═════ EXCERPTED RECORDS ═════

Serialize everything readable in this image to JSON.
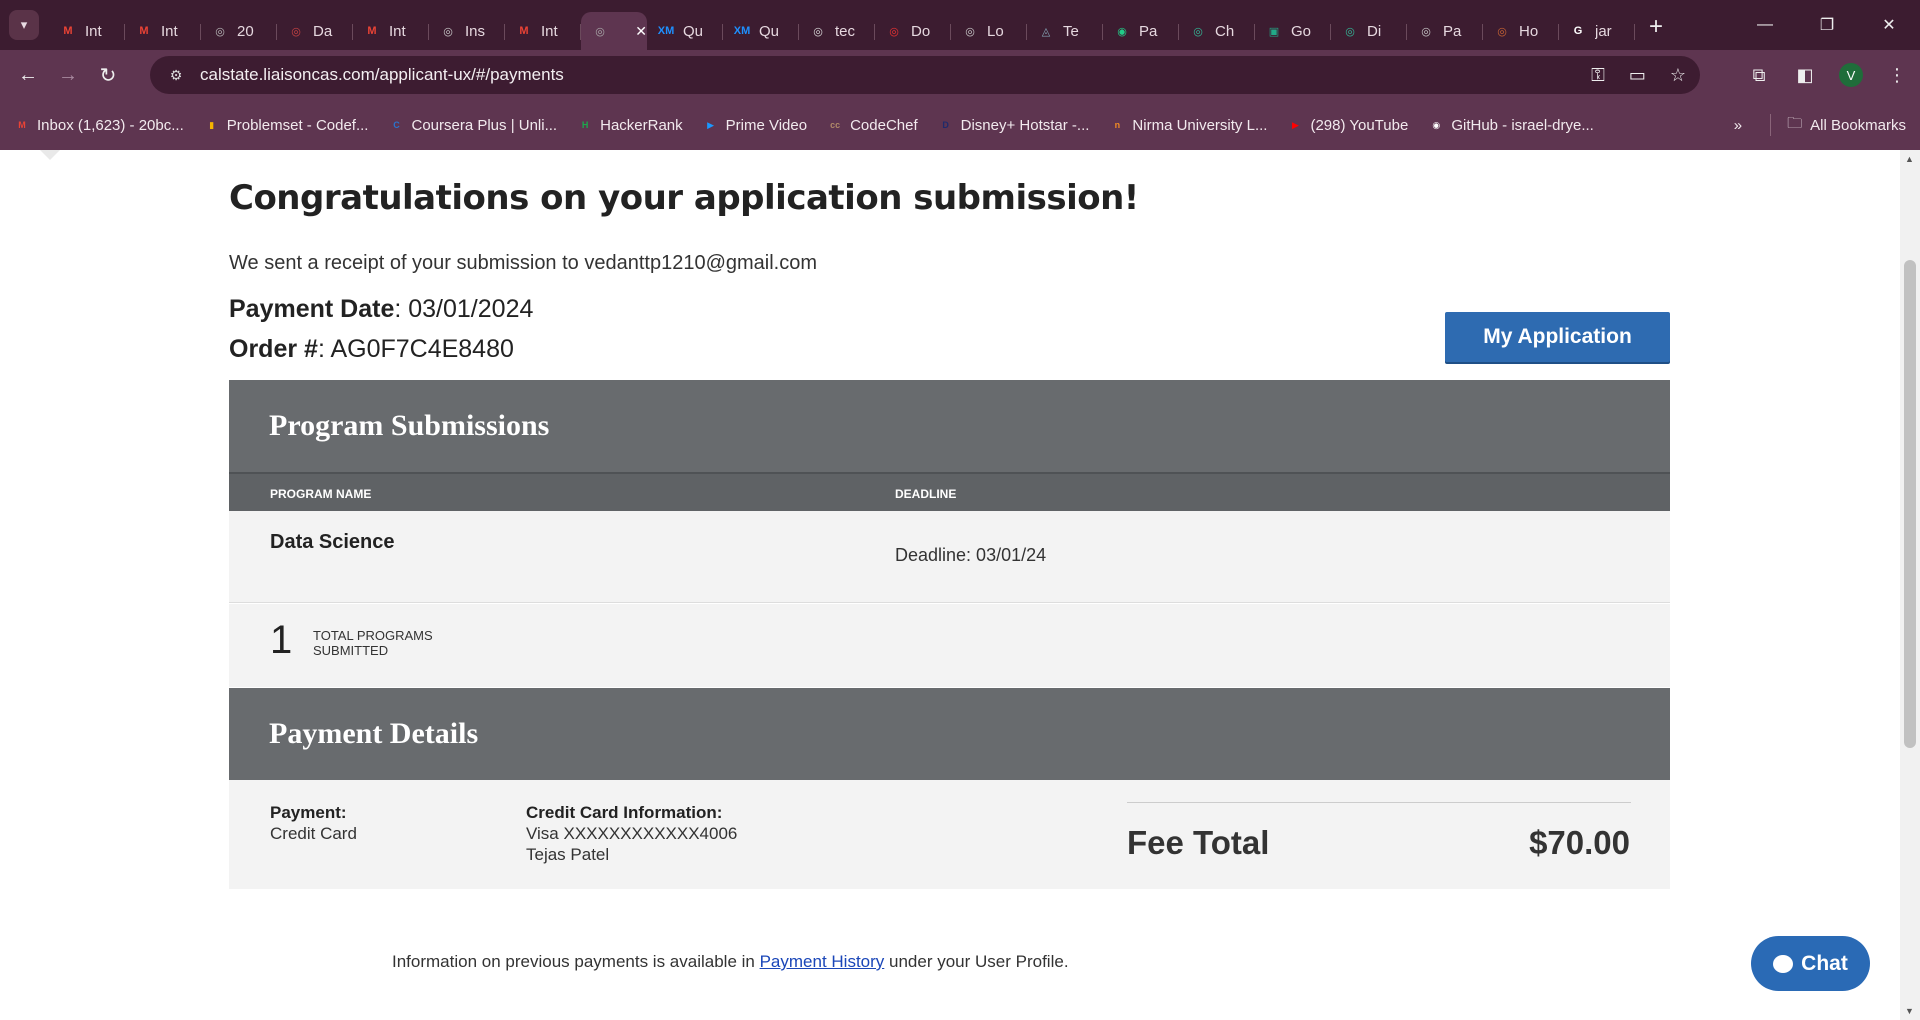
{
  "browser": {
    "tabs": [
      {
        "icon": "gmail-icon",
        "label": "Int",
        "fav": "M",
        "color": "#ea4335"
      },
      {
        "icon": "gmail-icon",
        "label": "Int",
        "fav": "M",
        "color": "#ea4335"
      },
      {
        "icon": "globe-icon",
        "label": "20",
        "fav": "◎",
        "color": "#bbb"
      },
      {
        "icon": "web-icon",
        "label": "Da",
        "fav": "◎",
        "color": "#c44"
      },
      {
        "icon": "gmail-icon",
        "label": "Int",
        "fav": "M",
        "color": "#ea4335"
      },
      {
        "icon": "web-icon",
        "label": "Ins",
        "fav": "◎",
        "color": "#ccc"
      },
      {
        "icon": "gmail-icon",
        "label": "Int",
        "fav": "M",
        "color": "#ea4335"
      },
      {
        "icon": "globe-icon",
        "label": "",
        "fav": "◎",
        "color": "#aaa",
        "active": true
      },
      {
        "icon": "xm-icon",
        "label": "Qu",
        "fav": "XM",
        "color": "#1e90ff"
      },
      {
        "icon": "xm-icon",
        "label": "Qu",
        "fav": "XM",
        "color": "#1e90ff"
      },
      {
        "icon": "web-icon",
        "label": "tec",
        "fav": "◎",
        "color": "#ddd"
      },
      {
        "icon": "web-icon",
        "label": "Do",
        "fav": "◎",
        "color": "#e33"
      },
      {
        "icon": "web-icon",
        "label": "Lo",
        "fav": "◎",
        "color": "#ccc"
      },
      {
        "icon": "web-icon",
        "label": "Te",
        "fav": "◬",
        "color": "#8ab"
      },
      {
        "icon": "web-icon",
        "label": "Pa",
        "fav": "◉",
        "color": "#2c8"
      },
      {
        "icon": "chatgpt-icon",
        "label": "Ch",
        "fav": "◎",
        "color": "#3b9"
      },
      {
        "icon": "meet-icon",
        "label": "Go",
        "fav": "▣",
        "color": "#2a8"
      },
      {
        "icon": "chatgpt-icon",
        "label": "Di",
        "fav": "◎",
        "color": "#3b9"
      },
      {
        "icon": "web-icon",
        "label": "Pa",
        "fav": "◎",
        "color": "#ccc"
      },
      {
        "icon": "web-icon",
        "label": "Ho",
        "fav": "◎",
        "color": "#c63"
      },
      {
        "icon": "google-icon",
        "label": "jar",
        "fav": "G",
        "color": "#fff"
      }
    ],
    "url": "calstate.liaisoncas.com/applicant-ux/#/payments",
    "profile_initial": "V",
    "bookmarks": [
      {
        "label": "Inbox (1,623) - 20bc...",
        "fav": "M",
        "color": "#ea4335"
      },
      {
        "label": "Problemset - Codef...",
        "fav": "▮",
        "color": "#f4b400"
      },
      {
        "label": "Coursera Plus | Unli...",
        "fav": "C",
        "color": "#2a73cc"
      },
      {
        "label": "HackerRank",
        "fav": "H",
        "color": "#1ba94c"
      },
      {
        "label": "Prime Video",
        "fav": "▶",
        "color": "#1a98ff"
      },
      {
        "label": "CodeChef",
        "fav": "cc",
        "color": "#b08968"
      },
      {
        "label": "Disney+ Hotstar -...",
        "fav": "D",
        "color": "#1f2a6b"
      },
      {
        "label": "Nirma University L...",
        "fav": "n",
        "color": "#f08a24"
      },
      {
        "label": "(298) YouTube",
        "fav": "▶",
        "color": "#ff0000"
      },
      {
        "label": "GitHub - israel-drye...",
        "fav": "◉",
        "color": "#fff"
      }
    ],
    "all_bookmarks": "All Bookmarks"
  },
  "page": {
    "title": "Congratulations on your application submission!",
    "receipt_text": "We sent a receipt of your submission to vedanttp1210@gmail.com",
    "payment_date_label": "Payment Date",
    "payment_date_value": ": 03/01/2024",
    "order_label": "Order #",
    "order_value": ": AG0F7C4E8480",
    "my_application_button": "My Application",
    "program_submissions": {
      "heading": "Program Submissions",
      "col_program": "PROGRAM NAME",
      "col_deadline": "DEADLINE",
      "rows": [
        {
          "program": "Data Science",
          "deadline": "Deadline: 03/01/24"
        }
      ],
      "total_count": "1",
      "total_label": "TOTAL PROGRAMS SUBMITTED"
    },
    "payment_details": {
      "heading": "Payment Details",
      "payment_label": "Payment:",
      "payment_value": "Credit Card",
      "cc_label": "Credit Card Information:",
      "cc_number": "Visa XXXXXXXXXXXX4006",
      "cc_name": "Tejas Patel",
      "fee_label": "Fee Total",
      "fee_value": "$70.00"
    },
    "footer_prefix": "Information on previous payments is available in ",
    "footer_link": "Payment History",
    "footer_suffix": " under your User Profile.",
    "chat_label": "Chat"
  },
  "colors": {
    "tabbar": "#3c1c30",
    "toolbar": "#5e3550",
    "section_header": "#686b6e",
    "primary_button": "#2e6bb1"
  }
}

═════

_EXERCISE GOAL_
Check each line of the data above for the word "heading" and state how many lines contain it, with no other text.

_RESPONSE_
2